§ Work required
Return every line from the records below with the string "name".

§ Provided entries
⁂

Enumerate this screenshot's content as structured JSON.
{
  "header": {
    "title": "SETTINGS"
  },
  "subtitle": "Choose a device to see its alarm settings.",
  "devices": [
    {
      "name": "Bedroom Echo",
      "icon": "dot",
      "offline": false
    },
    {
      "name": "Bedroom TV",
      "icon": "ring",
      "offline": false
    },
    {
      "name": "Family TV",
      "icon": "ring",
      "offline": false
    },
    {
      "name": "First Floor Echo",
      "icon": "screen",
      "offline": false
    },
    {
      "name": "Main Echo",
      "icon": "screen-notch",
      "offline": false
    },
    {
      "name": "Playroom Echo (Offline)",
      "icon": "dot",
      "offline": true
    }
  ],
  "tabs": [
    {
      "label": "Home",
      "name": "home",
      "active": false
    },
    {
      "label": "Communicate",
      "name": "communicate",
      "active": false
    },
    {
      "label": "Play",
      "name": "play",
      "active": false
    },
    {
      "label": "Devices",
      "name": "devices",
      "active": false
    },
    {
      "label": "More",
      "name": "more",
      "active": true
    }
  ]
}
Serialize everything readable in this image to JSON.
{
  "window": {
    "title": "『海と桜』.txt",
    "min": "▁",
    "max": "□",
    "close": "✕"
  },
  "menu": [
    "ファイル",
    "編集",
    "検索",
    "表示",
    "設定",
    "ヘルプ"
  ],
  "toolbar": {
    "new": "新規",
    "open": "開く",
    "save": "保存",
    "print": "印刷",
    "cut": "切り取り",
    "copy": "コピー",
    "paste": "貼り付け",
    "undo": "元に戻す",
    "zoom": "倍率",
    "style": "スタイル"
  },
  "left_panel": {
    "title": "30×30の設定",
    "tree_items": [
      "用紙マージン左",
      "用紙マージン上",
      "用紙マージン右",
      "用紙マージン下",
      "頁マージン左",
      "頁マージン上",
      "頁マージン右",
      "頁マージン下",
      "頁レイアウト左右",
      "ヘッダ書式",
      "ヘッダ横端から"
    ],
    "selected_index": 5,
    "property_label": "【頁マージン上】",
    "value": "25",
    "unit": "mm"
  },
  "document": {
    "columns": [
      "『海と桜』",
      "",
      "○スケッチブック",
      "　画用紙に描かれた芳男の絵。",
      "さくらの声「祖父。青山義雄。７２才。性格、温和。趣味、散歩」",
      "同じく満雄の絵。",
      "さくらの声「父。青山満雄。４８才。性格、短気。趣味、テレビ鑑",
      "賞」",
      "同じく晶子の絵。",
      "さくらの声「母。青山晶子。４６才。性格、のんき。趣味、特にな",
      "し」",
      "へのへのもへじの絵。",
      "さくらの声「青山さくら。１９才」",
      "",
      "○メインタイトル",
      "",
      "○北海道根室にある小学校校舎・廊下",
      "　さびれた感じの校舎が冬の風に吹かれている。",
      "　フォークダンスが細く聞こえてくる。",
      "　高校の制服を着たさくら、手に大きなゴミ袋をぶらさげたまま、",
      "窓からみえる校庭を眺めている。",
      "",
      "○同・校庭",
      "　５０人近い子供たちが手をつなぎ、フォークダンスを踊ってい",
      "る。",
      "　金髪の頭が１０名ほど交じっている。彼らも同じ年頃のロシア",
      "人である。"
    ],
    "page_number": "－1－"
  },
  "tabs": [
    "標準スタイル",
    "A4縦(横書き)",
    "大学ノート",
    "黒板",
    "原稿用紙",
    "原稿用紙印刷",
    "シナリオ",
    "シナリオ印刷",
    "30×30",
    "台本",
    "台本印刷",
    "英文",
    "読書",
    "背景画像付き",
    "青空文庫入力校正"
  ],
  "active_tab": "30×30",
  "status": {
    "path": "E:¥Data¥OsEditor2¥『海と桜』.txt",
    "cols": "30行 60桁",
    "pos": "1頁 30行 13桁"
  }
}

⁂

§ Output of the task
      "name": "Bedroom Echo",
      "name": "Bedroom TV",
      "name": "Family TV",
      "name": "First Floor Echo",
      "name": "Main Echo",
      "name": "Playroom Echo (Offline)",
      "name": "home",
      "name": "communicate",
      "name": "play",
      "name": "devices",
      "name": "more",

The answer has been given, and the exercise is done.